Oh, and test gear. The most important piece of test gear by far, is a multimeter. I have a 20 year-old analog multimeter from Radio Shack, which used to be my main meter. Nowadays, I mainly use it for the times when I’m peaking circuits, when being able to see a needle move on a scale makes it easier to adjust a control for a peak or a null. My main meter now is a cheap manual DMM, an Extech MN35. It was a gift from my friend Antoinette last Christmas. IIRC, they are about $25 –

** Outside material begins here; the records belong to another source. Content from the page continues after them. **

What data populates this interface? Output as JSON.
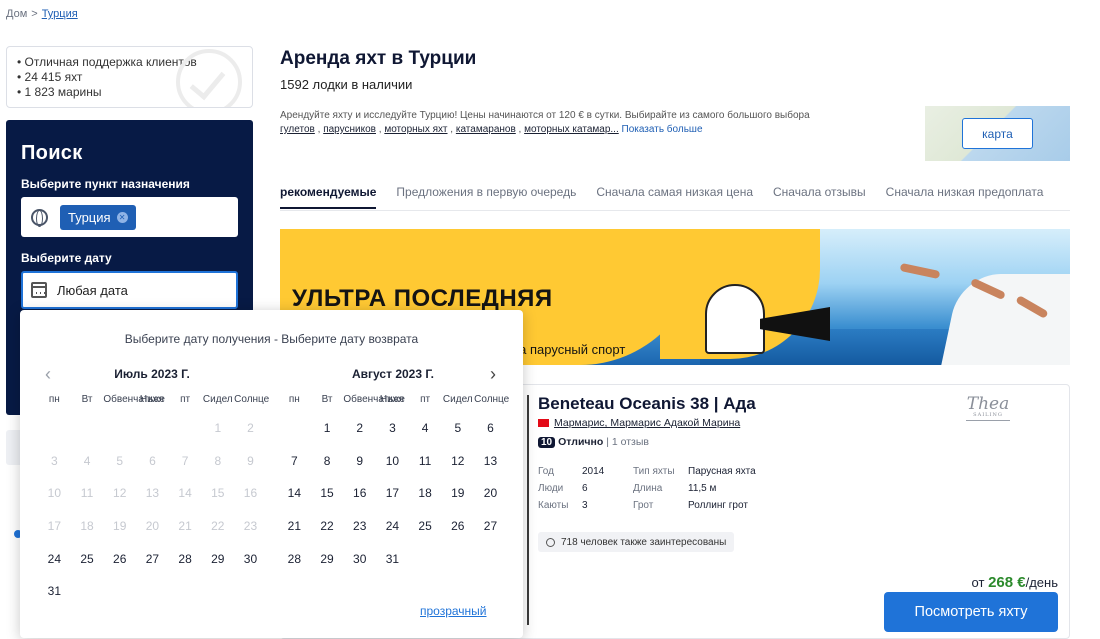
{
  "breadcrumb": {
    "home": "Дом",
    "sep": ">",
    "current": "Турция"
  },
  "features": [
    "• Отличная поддержка клиентов",
    "• 24 415 яхт",
    "• 1 823 марины"
  ],
  "search": {
    "title": "Поиск",
    "dest_label": "Выберите пункт назначения",
    "dest_chip": "Турция",
    "date_label": "Выберите дату",
    "date_value": "Любая дата"
  },
  "page": {
    "title": "Аренда яхт в Турции",
    "count": "1592 лодки в наличии",
    "desc_intro": "Арендуйте яхту и исследуйте Турцию! Цены начинаются от 120 € в сутки. Выбирайте из самого большого выбора",
    "desc_links": [
      "гулетов",
      "парусников",
      "моторных яхт",
      "катамаранов",
      "моторных катамар..."
    ],
    "show_more": "Показать больше",
    "map_button": "карта"
  },
  "tabs": [
    "рекомендуемые",
    "Предложения в первую очередь",
    "Сначала самая низкая цена",
    "Сначала отзывы",
    "Сначала низкая предоплата"
  ],
  "banner": {
    "title": "УЛЬТРА ПОСЛЕДНЯЯ",
    "subtitle": "на парусный спорт"
  },
  "listing": {
    "name": "Beneteau Oceanis 38 | Ада",
    "location": "Мармарис, Мармарис Адакой Марина",
    "score": "10",
    "quality": "Отлично",
    "reviews": "| 1 отзыв",
    "specs": [
      {
        "k": "Год",
        "v": "2014",
        "k2": "Тип яхты",
        "v2": "Парусная яхта"
      },
      {
        "k": "Люди",
        "v": "6",
        "k2": "Длина",
        "v2": "11,5 м"
      },
      {
        "k": "Каюты",
        "v": "3",
        "k2": "Грот",
        "v2": "Роллинг грот"
      }
    ],
    "interest": "718 человек также заинтересованы",
    "logo": "Thea",
    "logo_sub": "SAILING",
    "price_prefix": "от",
    "price": "268 €",
    "price_suffix": "/день",
    "button": "Посмотреть яхту"
  },
  "picker": {
    "header": "Выберите дату получения - Выберите дату возврата",
    "prev_icon": "‹",
    "next_icon": "›",
    "clear": "прозрачный",
    "months": [
      {
        "name": "Июль 2023 Г.",
        "weekdays": [
          "пн",
          "Вт",
          "Обвенчаться",
          "Ниже",
          "пт",
          "Сидел",
          "Солнце"
        ],
        "days": [
          [
            "",
            "",
            "",
            "",
            "",
            "1",
            "2"
          ],
          [
            "3",
            "4",
            "5",
            "6",
            "7",
            "8",
            "9"
          ],
          [
            "10",
            "11",
            "12",
            "13",
            "14",
            "15",
            "16"
          ],
          [
            "17",
            "18",
            "19",
            "20",
            "21",
            "22",
            "23"
          ],
          [
            "24",
            "25",
            "26",
            "27",
            "28",
            "29",
            "30"
          ],
          [
            "31",
            "",
            "",
            "",
            "",
            "",
            ""
          ]
        ],
        "enabled_from": 24
      },
      {
        "name": "Август 2023 Г.",
        "weekdays": [
          "пн",
          "Вт",
          "Обвенчаться",
          "Ниже",
          "пт",
          "Сидел",
          "Солнце"
        ],
        "days": [
          [
            "",
            "1",
            "2",
            "3",
            "4",
            "5",
            "6"
          ],
          [
            "7",
            "8",
            "9",
            "10",
            "11",
            "12",
            "13"
          ],
          [
            "14",
            "15",
            "16",
            "17",
            "18",
            "19",
            "20"
          ],
          [
            "21",
            "22",
            "23",
            "24",
            "25",
            "26",
            "27"
          ],
          [
            "28",
            "29",
            "30",
            "31",
            "",
            "",
            ""
          ]
        ],
        "enabled_from": 1
      }
    ]
  }
}
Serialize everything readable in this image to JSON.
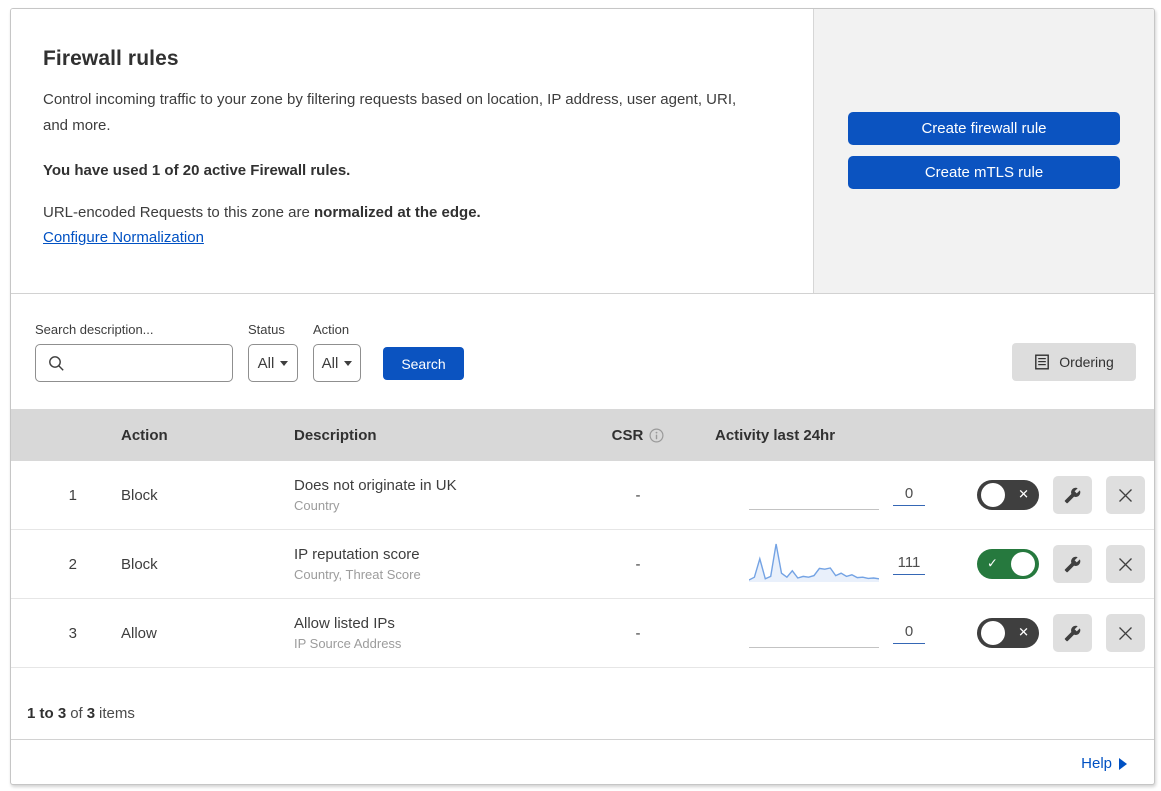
{
  "header": {
    "title": "Firewall rules",
    "description": "Control incoming traffic to your zone by filtering requests based on location, IP address, user agent, URI, and more.",
    "usage_text": "You have used 1 of 20 active Firewall rules.",
    "normalization_prefix": "URL-encoded Requests to this zone are ",
    "normalization_bold": "normalized at the edge.",
    "normalization_link": "Configure Normalization",
    "create_firewall_button": "Create firewall rule",
    "create_mtls_button": "Create mTLS rule"
  },
  "filters": {
    "search_label": "Search description...",
    "search_placeholder": "",
    "status_label": "Status",
    "status_value": "All",
    "action_label": "Action",
    "action_value": "All",
    "search_button": "Search",
    "ordering_button": "Ordering"
  },
  "table": {
    "columns": {
      "action": "Action",
      "description": "Description",
      "csr": "CSR",
      "activity": "Activity last 24hr"
    },
    "rows": [
      {
        "priority": "1",
        "action": "Block",
        "description": "Does not originate in UK",
        "fields": "Country",
        "csr": "-",
        "activity_count": "0",
        "enabled": false,
        "sparkline_values": null
      },
      {
        "priority": "2",
        "action": "Block",
        "description": "IP reputation score",
        "fields": "Country, Threat Score",
        "csr": "-",
        "activity_count": "111",
        "enabled": true,
        "sparkline_values": [
          5,
          12,
          58,
          8,
          14,
          95,
          22,
          12,
          28,
          10,
          14,
          12,
          16,
          34,
          32,
          35,
          16,
          22,
          14,
          18,
          11,
          12,
          9,
          10,
          8
        ]
      },
      {
        "priority": "3",
        "action": "Allow",
        "description": "Allow listed IPs",
        "fields": "IP Source Address",
        "csr": "-",
        "activity_count": "0",
        "enabled": false,
        "sparkline_values": null
      }
    ]
  },
  "footer": {
    "range_bold": "1 to 3",
    "of_text": "of",
    "total_bold": "3",
    "items_text": "items",
    "help_link": "Help"
  },
  "colors": {
    "accent_blue": "#0b53c0",
    "link_blue": "#0051c3",
    "toggle_on_green": "#26793e",
    "toggle_off_dark": "#3f3f3f",
    "sparkline_blue": "#74a3e4",
    "header_gray": "#d8d8d8",
    "panel_gray": "#f2f2f2"
  },
  "icons": {
    "search": "magnifier-icon",
    "ordering": "list-document-icon",
    "csr_info": "info-icon",
    "edit": "wrench-icon",
    "delete": "close-icon"
  }
}
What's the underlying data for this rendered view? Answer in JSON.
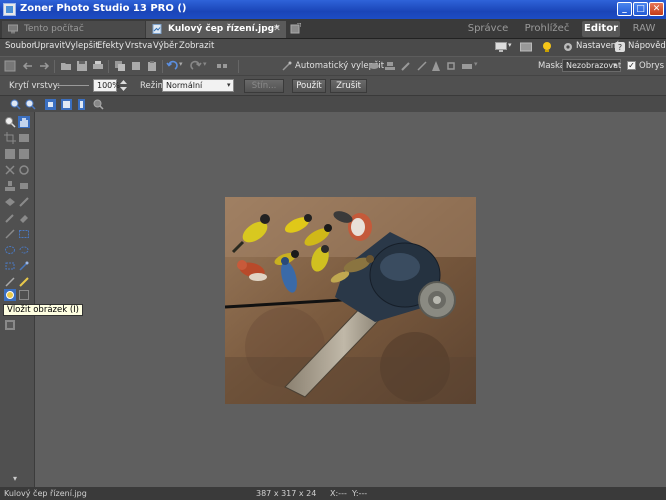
{
  "window": {
    "title": "Zoner Photo Studio 13 PRO  ()"
  },
  "tabs": [
    {
      "label": "Tento počítač",
      "active": false
    },
    {
      "label": "Kulový čep řízení.jpg*",
      "active": true
    }
  ],
  "modes": [
    "Správce",
    "Prohlížeč",
    "Editor",
    "RAW"
  ],
  "active_mode": "Editor",
  "menu": [
    "Soubor",
    "Upravit",
    "Vylepšit",
    "Efekty",
    "Vrstva",
    "Výběr",
    "Zobrazit"
  ],
  "menu_right": {
    "settings": "Nastavení",
    "help": "Nápověda"
  },
  "toolbar1": {
    "auto_enhance": "Automatický vylepšit",
    "mask_label": "Maska:",
    "mask_value": "Nezobrazovat",
    "outline_label": "Obrys"
  },
  "toolbar2": {
    "opacity_label": "Krytí vrstvy:",
    "opacity_value": "100%",
    "mode_label": "Režim:",
    "mode_value": "Normální",
    "blur_button": "Stín...",
    "apply_button": "Použít",
    "cancel_button": "Zrušit"
  },
  "tooltip": "Vložit obrázek (I)",
  "status": {
    "filename": "Kulový čep řízení.jpg",
    "dimensions": "387 x 317 x 24",
    "x": "X:---",
    "y": "Y:---"
  },
  "colors": {
    "accent": "#1d4cc4",
    "panel": "#505050",
    "canvas": "#5f5f5f"
  }
}
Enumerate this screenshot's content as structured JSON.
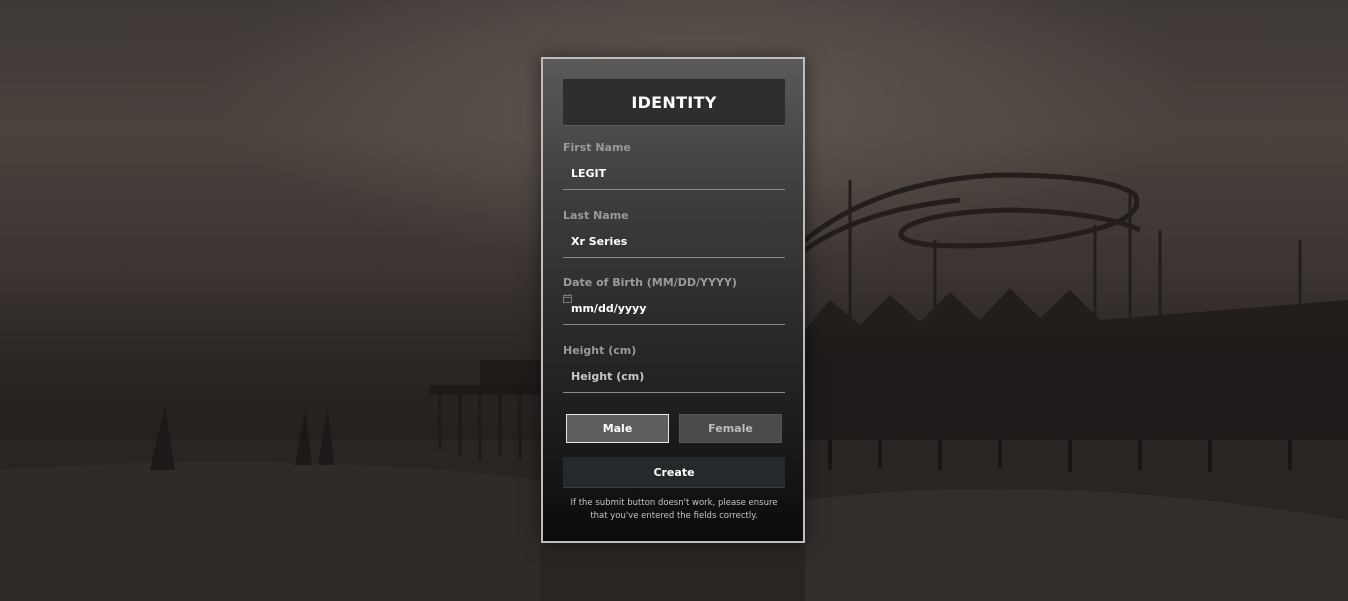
{
  "form": {
    "title": "IDENTITY",
    "first_name": {
      "label": "First Name",
      "value": "LEGIT"
    },
    "last_name": {
      "label": "Last Name",
      "value": "Xr Series"
    },
    "dob": {
      "label": "Date of Birth (MM/DD/YYYY)",
      "placeholder": "mm/dd/yyyy",
      "icon": "calendar-icon"
    },
    "height": {
      "label": "Height (cm)",
      "placeholder": "Height (cm)"
    },
    "gender": {
      "male": "Male",
      "female": "Female",
      "selected": "Male"
    },
    "create_label": "Create",
    "note_line1": "If the submit button doesn't work, please ensure",
    "note_line2": "that you've entered the fields correctly."
  },
  "colors": {
    "panel_border": "#bdbdbd",
    "header_bg": "#2e2e2e",
    "create_bg": "#26292b",
    "selected_gender_bg": "#5e5e5e"
  }
}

Most folk seem to prefer auto-ranging DMM’s. My preference is for a manual, as I like the manual control. Whether you are using a manual or an auto-ranging DMM, you should have an idea of roughly what kind of voltage you expect to find at a particular point before poking the test prods anywhere near it. Knowing what voltage (or current, or resistance) ball-park you are in, it is no trouble, in my opinion, to switch the meter to the appropriate range. That may be just be my justification for the fact that I’m rather stuck in my ways, and just happen to prefer manual meters. It’s convenient that they are cheaper too 🙂 With a DMM like this as your sole piece of test gear, you can build an awful lot of stuff. There are cheaper DMM’s out there, but the really cheap ones have low build quality and poor accuracy, in my experience. I do also have an old Tek 465 oscilloscope which a local ham very generously gave me. Combined with a signal generator, you can do all sorts of fun things with a ‘scope, such as injecting a signal into an amp stage, and seeing what it looks like when it comes out (as well as calculating the gain of the stage). I recently used it to measure the output of a 5mW QRPp transmitter, by measuring the peak to peak voltage across a 50 ohm resistor. At such low output powers, RF probes aren’t accurate, and a ‘scope is a good way to go.
My DMM doesn’t measure capacitance, so this capacitance meter does a great job. I often check values of components before installing them into a circuit, as a double-check to ensure I didn’t misread the value printed on the part. I got this one for a little under $15 from Sparkfun. It measures capacitances from just a few pF up to many uF’s –
There are some really useful cheap pieces of test gear on eBay. I plan to ask for a little frequency counter, and maybe also an ESR meter for Christmas.
Anyway, the purpose of this post was to show you the tools I use for my home-brewing activities and hopefully, to demonstrate that you don’t need a lot of expensive ones to build a lot of cool things. However, if you have the interest and can afford it, feel free to get yourself lots of cool test gear!
Those are the basics, I think. I cannot think of any more right now. If you have any questions, feel free to ask them in the comments section and I’ll do my best to answer.